3) Cover up the shoe-shrine.
4) Edit everything else down to things of heart, beauty, and import.
Soooo… here are the results!
Mama made the curtains to cover the shoe shrine out of a flat sheet from Wal Mart (and also surprised us with a bunch crazy soft and lovely new bedding for Christmas/Hannukah), including the awesome pillow shams that she made and the little bolster that really ties the room together. Mama=Awesome.
For the window treatments, I used the divine Jenny’s amazing pelmet box tutorial, which may be the most inspiring DIY thing I’ve ever seen (it inspired tons of other people too… check out Jenny’s post on reader submitted pelmets here).
The pelmet boxes are deep enough to hide the unsightly privacy shades I installed while still leaving most of the window open to the light.
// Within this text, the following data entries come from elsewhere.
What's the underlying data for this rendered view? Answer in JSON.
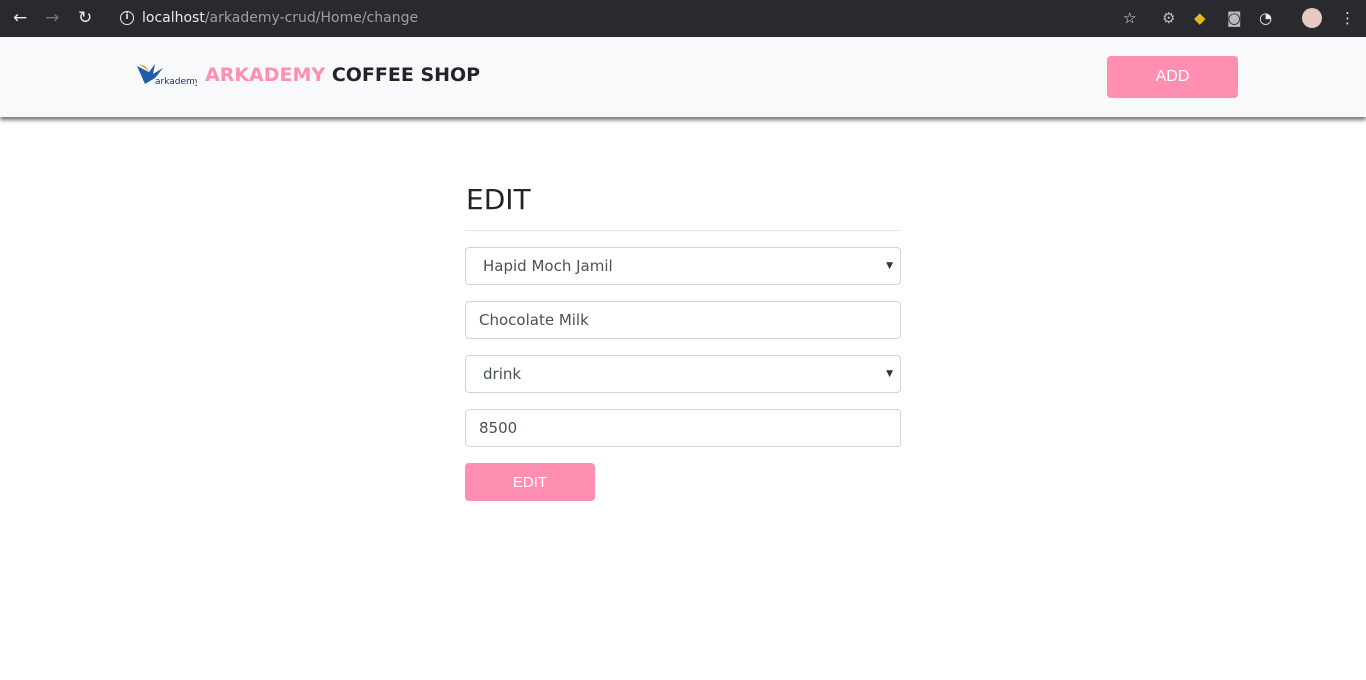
{
  "browser": {
    "url_host": "localhost",
    "url_path": "/arkademy-crud/Home/change"
  },
  "navbar": {
    "brand_pink": "ARKADEMY",
    "brand_rest": "COFFEE SHOP",
    "logo_text": "arkademy",
    "add_label": "ADD"
  },
  "form": {
    "title": "EDIT",
    "cashier": "Hapid Moch Jamil",
    "product": "Chocolate Milk",
    "category": "drink",
    "price": "8500",
    "submit_label": "EDIT"
  },
  "colors": {
    "accent": "#ff8fb1"
  }
}
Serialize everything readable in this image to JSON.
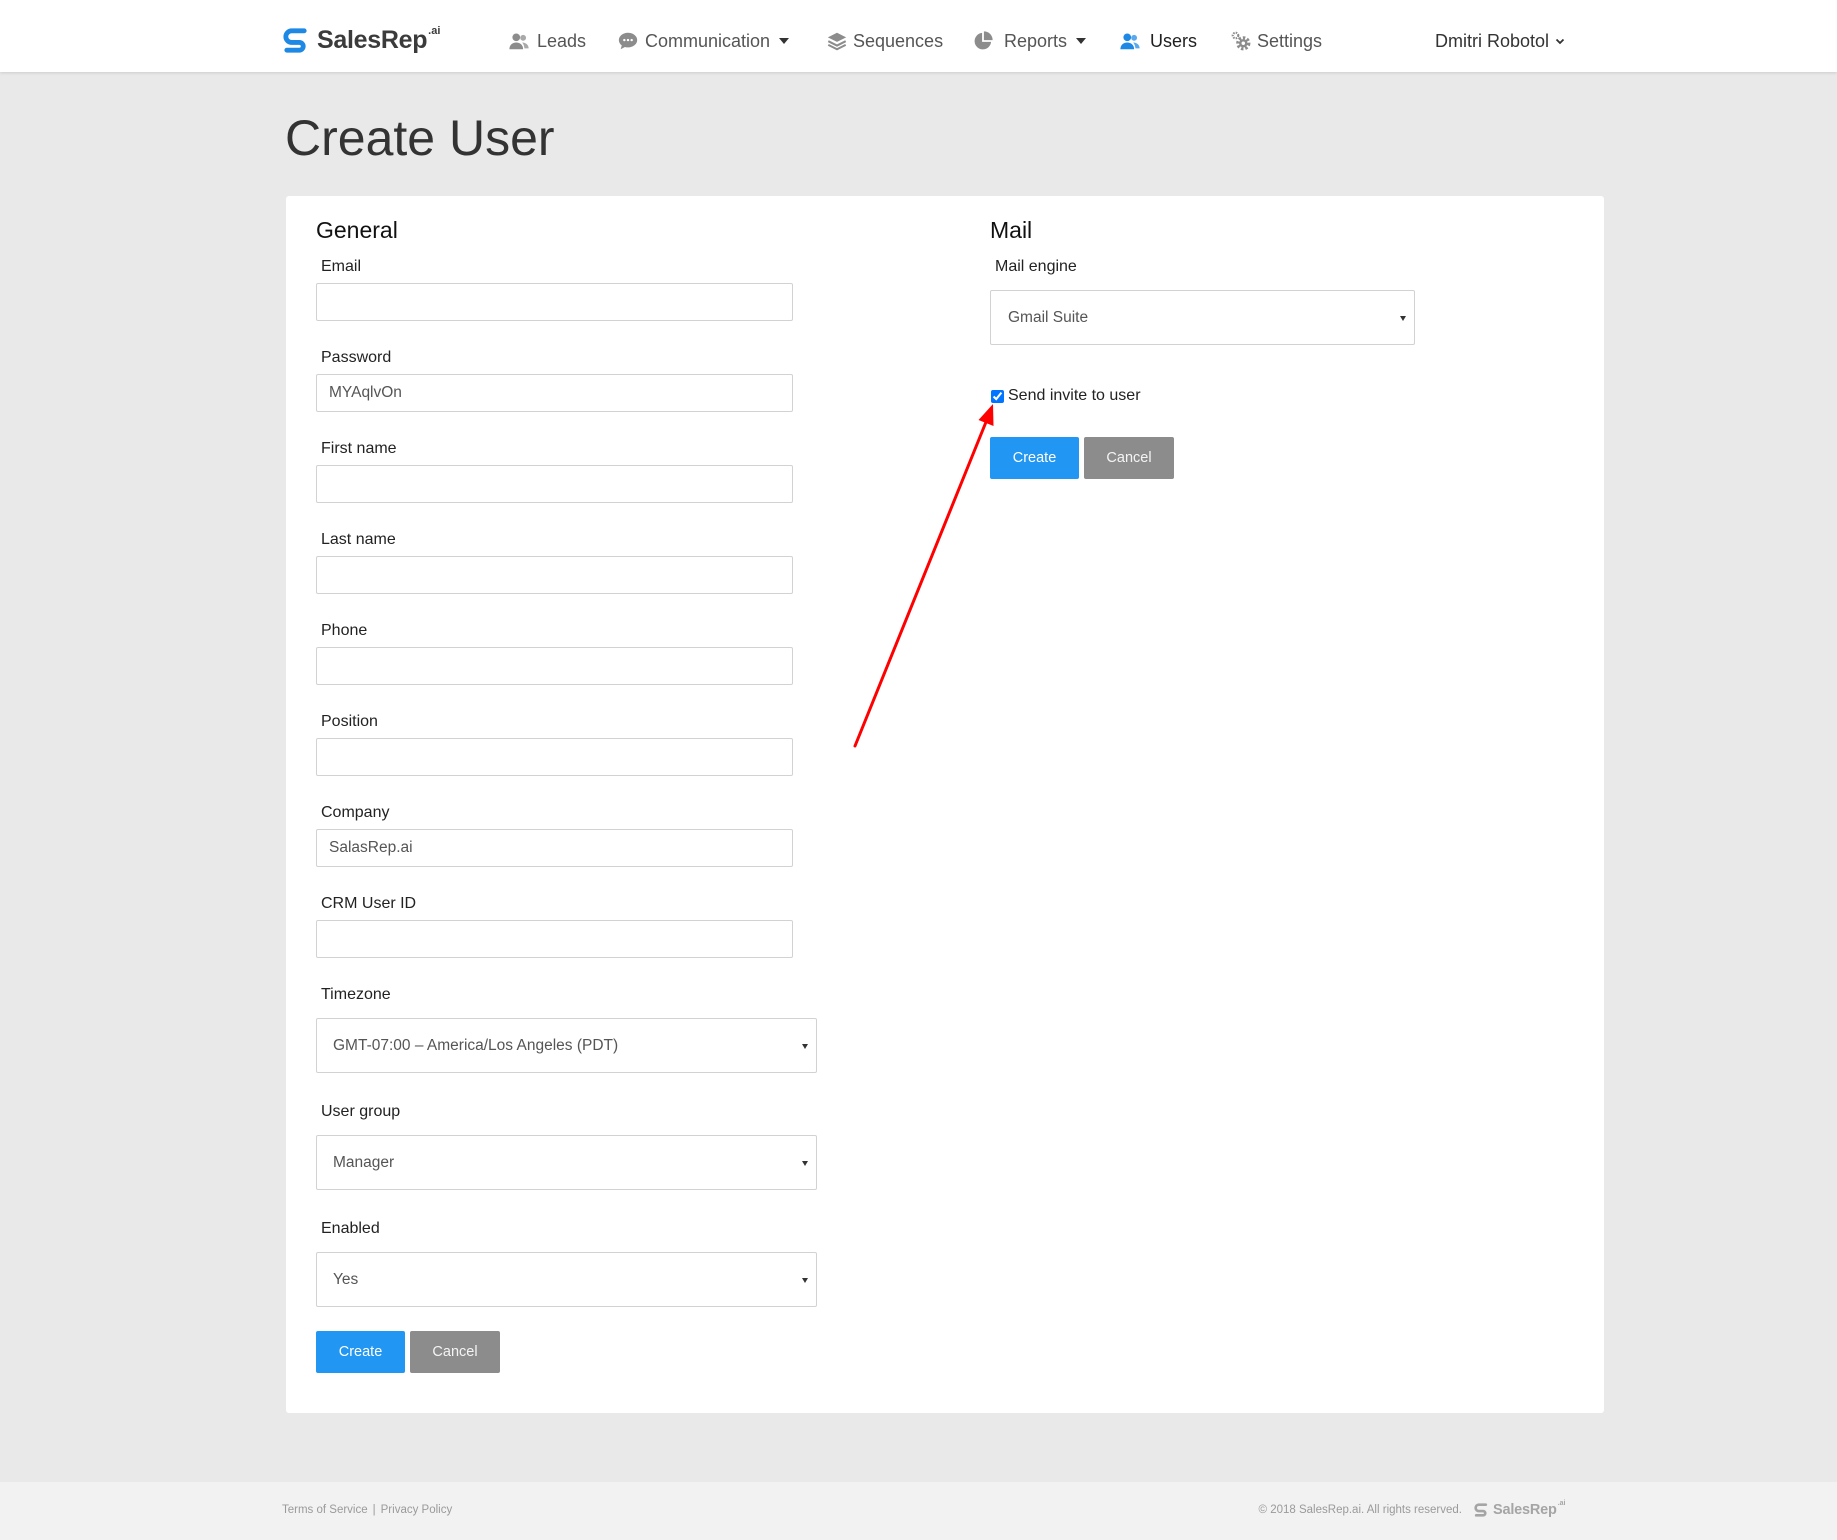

Just what I needed! I also figured that if I had my pelmet boxes go all the way up to the ceiling, and by stretching them across both windows, they’d cover up the gap between the one window and the ceiling, mask the fact that one window is several inches wider than the other, and would create a unified visual line encompassing the bed area (and, hope against hope, make the room look larger??) on an otherwise choppy and weird wall.
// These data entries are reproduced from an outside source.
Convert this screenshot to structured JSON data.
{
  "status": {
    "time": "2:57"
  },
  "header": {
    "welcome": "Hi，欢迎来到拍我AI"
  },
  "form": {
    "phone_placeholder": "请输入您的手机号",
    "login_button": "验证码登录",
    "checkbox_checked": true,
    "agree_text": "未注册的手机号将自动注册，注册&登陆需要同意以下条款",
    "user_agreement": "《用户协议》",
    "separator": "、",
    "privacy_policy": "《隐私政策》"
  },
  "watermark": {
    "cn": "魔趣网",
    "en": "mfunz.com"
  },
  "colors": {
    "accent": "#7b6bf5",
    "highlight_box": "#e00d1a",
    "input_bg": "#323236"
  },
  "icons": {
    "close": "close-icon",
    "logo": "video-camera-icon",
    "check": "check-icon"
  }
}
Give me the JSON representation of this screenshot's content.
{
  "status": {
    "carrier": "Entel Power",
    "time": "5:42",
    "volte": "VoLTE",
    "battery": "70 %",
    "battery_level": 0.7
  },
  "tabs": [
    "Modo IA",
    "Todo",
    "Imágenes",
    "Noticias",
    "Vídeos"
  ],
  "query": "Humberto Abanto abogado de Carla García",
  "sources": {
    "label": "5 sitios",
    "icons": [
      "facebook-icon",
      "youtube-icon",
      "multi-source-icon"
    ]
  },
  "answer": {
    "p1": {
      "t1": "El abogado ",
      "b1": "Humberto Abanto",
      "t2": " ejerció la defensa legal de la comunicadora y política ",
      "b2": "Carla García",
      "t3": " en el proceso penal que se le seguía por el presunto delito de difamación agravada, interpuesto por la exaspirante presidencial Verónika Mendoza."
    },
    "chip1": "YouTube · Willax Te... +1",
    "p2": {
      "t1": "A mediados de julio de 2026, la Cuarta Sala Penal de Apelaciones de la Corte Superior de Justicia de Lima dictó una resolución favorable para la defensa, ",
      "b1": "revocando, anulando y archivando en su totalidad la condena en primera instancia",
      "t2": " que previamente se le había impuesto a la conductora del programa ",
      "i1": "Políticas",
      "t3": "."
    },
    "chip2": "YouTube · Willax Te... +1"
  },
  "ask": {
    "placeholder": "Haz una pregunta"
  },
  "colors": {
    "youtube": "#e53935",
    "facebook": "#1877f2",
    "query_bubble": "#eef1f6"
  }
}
Jenny’s tutorial calls for the sort of foam board that you would make a science fair project out of, but I couldn’t find any of that in my neighborhood (what is WITH that, New York?), so when I went to get the plywood for the headboard cut I had the epiphany to look in the insulation section of the Home Depot. I found this pack of Poly Panel foam boards designed to fit in between 2×4’s, each one 14″ by 5′ feet. Since I wanted the pelmet boxes to go flush to the ceiling to mask the window’s unevenness, 14″ was the exact right height. And since the pattern on the (crazy) fabric I chose, Iman’s Punjabi Peacock (which we got at Mood for way cheaper than on Calico Corners) repeated directionally (ie: the feathers face a certain way on the fabric, and that way is across the fabric, 60″ selvage to selvage, instead of longways) I’d need to make three short boxes instead of one long one anyway, so this weird foam insulation pack ($6 for a pack of 6) was the exact right thing.
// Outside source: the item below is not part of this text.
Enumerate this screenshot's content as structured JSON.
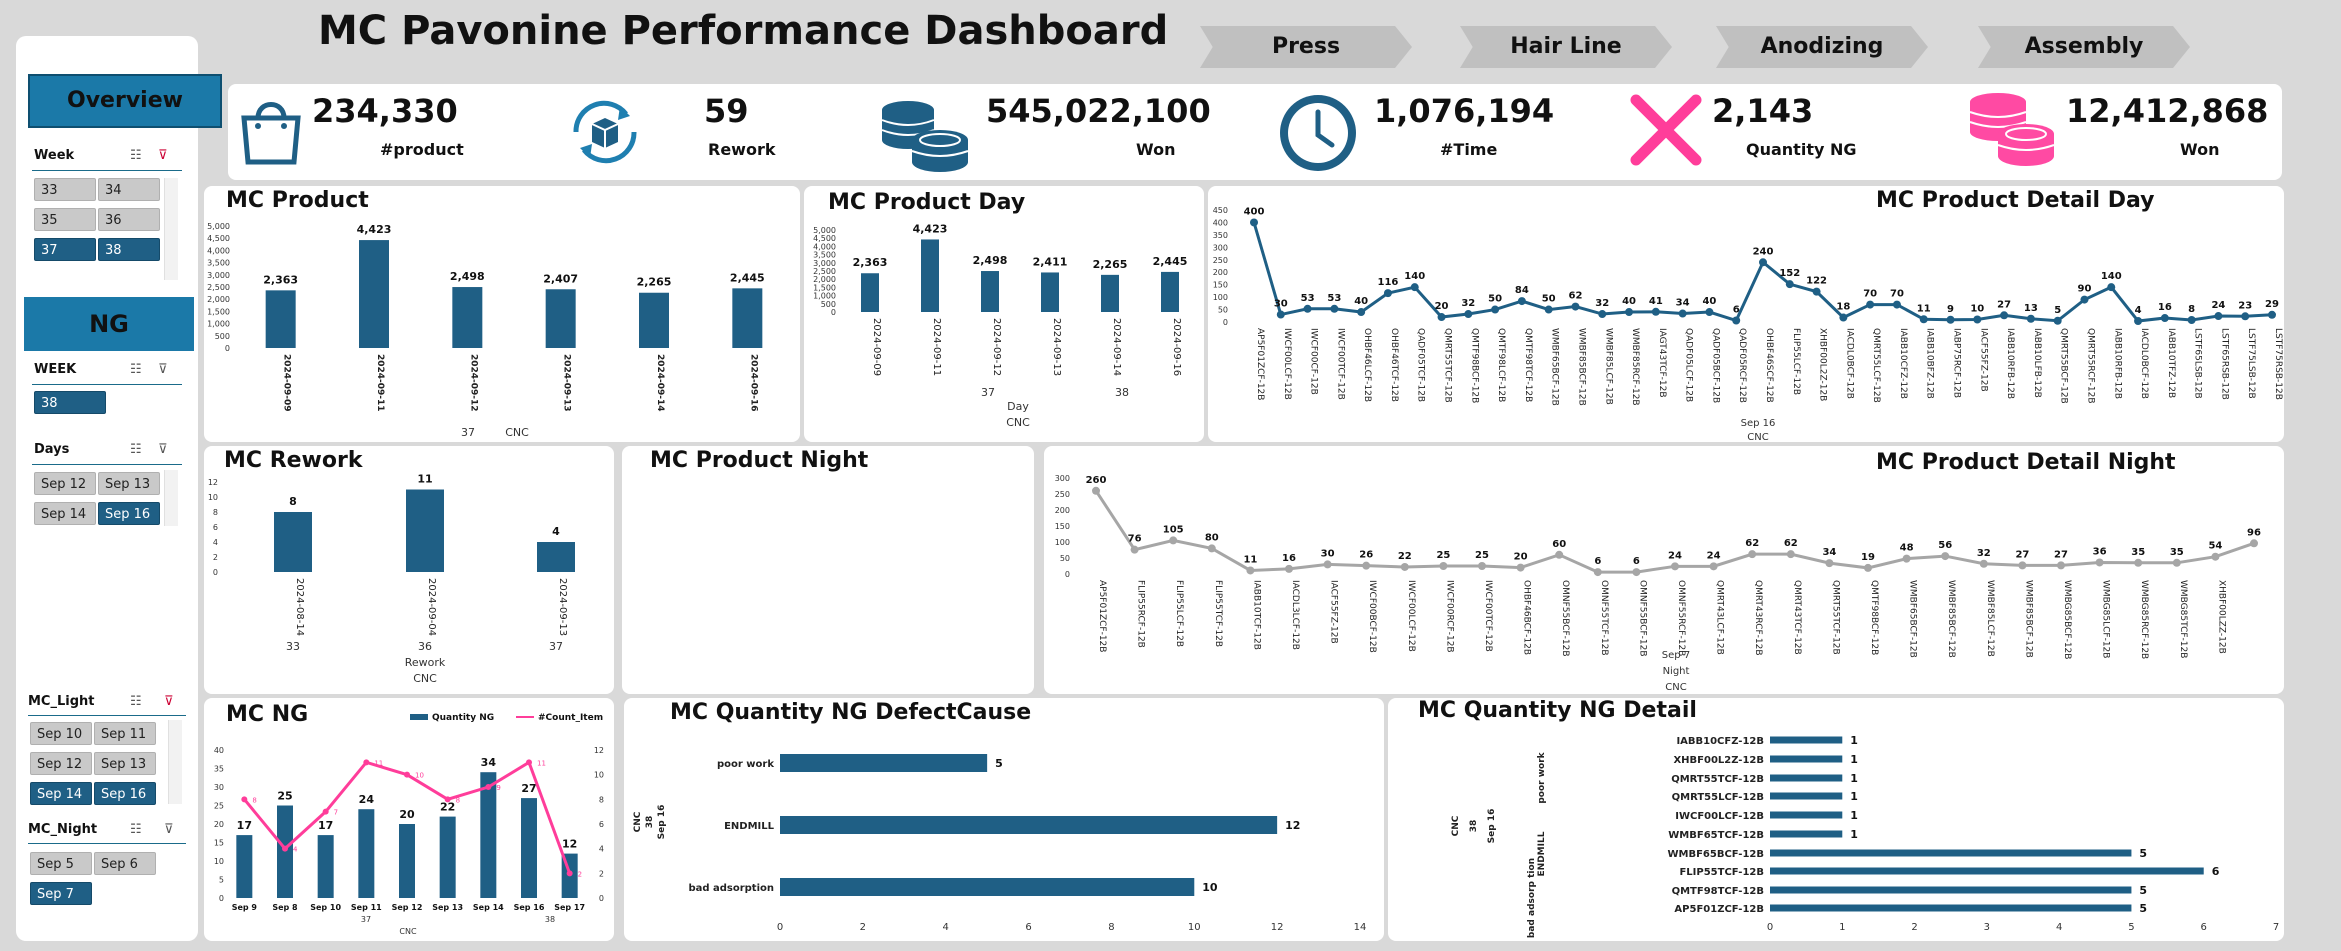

For the headboard, I chose a really dark blue velvet, which pulled in the same blue that was in the center of the Punjabi Peacock fabric.I rounded off the corners of a pre-cut piece of plywood (thanks again, Home Depot), using a bowl for an outline, a small hand saw and a few beers (not recommended if you can afford power tools), and then wrapped the thing in velvet, batting, a cut up foam mattress pad and staple gunned the whole shebang. It was surprisingly easy and utterly satisfying.I love velvet, and really wanted to try Jenny’s post on tufting, but the amount of velvet that would require was, alas, not in the budget. I also didn’t want it to be too girly, for Sweetheart’s sake, so I ended up going with almost the very simplest silhouette possible.Another late-breaking epiphany occurred shortly after finishing the headboard. Sweetheart and I were out at the amazing Fairway grocery store in Red Hook and the awesome dudes who stock the coffee department happened to be re-stocking the coffee barrels from huge burlap sacks full of coffee. I asked them what they were planning on doing with the sacks when they were done, and they guy said “Giving them to you, if you want them!”. Things like this make me want to kiss New York on the mouth. So, after a giddy trip back home, I opened up the coffee sack with a seam ripper, ironed it, and tacked it up on the wall between the headboard and the pelmet boxes. Unlike a more expensive/labor intensive/semi-permanent wallpaper or paint solution that would cover the entire disjointed wall floor to ceiling, the burlap panel only covers about 5 square feet over that one section of the wall, but because the room is so chopped up (and the pelmet boxes and windows trick your eye to go there) just that small change makes the room look much, much warmer with no money and a few tacks. The antlers? We’re trying them out. So far I think we like them.
Fairway Coffee image from here.